===== Records to use
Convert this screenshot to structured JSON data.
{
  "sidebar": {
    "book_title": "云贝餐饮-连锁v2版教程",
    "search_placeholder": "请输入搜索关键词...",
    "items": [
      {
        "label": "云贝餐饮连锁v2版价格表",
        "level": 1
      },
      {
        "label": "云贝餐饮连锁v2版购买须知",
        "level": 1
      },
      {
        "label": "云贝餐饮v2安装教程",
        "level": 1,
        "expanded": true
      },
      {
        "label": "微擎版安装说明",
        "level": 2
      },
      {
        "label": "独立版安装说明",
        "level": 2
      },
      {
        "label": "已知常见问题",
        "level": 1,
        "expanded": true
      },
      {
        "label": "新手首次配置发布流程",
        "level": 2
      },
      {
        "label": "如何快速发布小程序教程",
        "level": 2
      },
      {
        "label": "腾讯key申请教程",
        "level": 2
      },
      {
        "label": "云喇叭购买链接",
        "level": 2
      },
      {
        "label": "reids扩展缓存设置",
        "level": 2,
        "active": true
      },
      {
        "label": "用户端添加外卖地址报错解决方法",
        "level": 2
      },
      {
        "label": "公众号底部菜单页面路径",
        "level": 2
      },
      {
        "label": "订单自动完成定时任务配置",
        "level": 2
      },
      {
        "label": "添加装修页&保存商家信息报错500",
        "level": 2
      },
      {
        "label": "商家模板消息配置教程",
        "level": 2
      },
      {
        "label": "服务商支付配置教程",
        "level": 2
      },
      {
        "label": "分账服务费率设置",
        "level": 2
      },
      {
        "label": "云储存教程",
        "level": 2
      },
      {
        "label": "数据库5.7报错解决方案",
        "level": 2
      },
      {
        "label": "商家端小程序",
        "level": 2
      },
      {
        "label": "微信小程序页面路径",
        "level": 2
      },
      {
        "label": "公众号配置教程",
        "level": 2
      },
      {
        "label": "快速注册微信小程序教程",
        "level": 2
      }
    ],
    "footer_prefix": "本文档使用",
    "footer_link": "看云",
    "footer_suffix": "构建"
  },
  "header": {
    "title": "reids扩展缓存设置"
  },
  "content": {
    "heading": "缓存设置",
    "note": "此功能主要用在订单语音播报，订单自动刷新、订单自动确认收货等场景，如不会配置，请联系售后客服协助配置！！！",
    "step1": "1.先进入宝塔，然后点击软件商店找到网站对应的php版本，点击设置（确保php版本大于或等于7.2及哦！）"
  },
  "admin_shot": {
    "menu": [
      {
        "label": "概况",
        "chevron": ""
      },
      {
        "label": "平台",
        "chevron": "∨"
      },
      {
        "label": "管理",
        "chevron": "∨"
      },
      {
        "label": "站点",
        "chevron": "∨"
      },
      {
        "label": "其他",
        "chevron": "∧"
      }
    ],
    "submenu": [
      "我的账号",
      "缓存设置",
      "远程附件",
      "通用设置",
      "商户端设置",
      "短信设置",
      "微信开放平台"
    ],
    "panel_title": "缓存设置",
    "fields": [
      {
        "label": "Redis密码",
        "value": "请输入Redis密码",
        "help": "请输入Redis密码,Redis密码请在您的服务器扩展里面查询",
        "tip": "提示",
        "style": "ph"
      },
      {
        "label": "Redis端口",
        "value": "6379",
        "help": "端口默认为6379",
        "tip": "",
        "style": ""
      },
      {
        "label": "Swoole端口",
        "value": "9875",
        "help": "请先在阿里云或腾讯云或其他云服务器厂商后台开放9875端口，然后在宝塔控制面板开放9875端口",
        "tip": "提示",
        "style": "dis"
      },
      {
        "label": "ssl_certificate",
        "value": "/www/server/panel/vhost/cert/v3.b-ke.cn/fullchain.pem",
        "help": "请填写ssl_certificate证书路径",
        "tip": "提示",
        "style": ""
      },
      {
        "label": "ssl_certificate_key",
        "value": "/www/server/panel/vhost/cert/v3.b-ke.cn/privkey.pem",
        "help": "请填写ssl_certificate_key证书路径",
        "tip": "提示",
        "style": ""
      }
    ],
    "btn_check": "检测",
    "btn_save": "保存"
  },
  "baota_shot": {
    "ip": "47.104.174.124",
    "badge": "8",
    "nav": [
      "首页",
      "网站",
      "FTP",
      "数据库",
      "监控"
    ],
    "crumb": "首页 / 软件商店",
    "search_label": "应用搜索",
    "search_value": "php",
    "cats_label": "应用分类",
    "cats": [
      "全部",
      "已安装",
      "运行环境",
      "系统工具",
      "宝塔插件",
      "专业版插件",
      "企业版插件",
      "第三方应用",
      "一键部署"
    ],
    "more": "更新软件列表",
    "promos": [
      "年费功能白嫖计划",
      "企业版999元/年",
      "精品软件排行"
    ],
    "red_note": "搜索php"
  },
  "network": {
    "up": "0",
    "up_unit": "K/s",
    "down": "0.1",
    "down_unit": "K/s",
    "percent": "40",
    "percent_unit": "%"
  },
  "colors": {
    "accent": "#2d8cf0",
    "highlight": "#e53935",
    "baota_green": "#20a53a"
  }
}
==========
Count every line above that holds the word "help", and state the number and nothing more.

5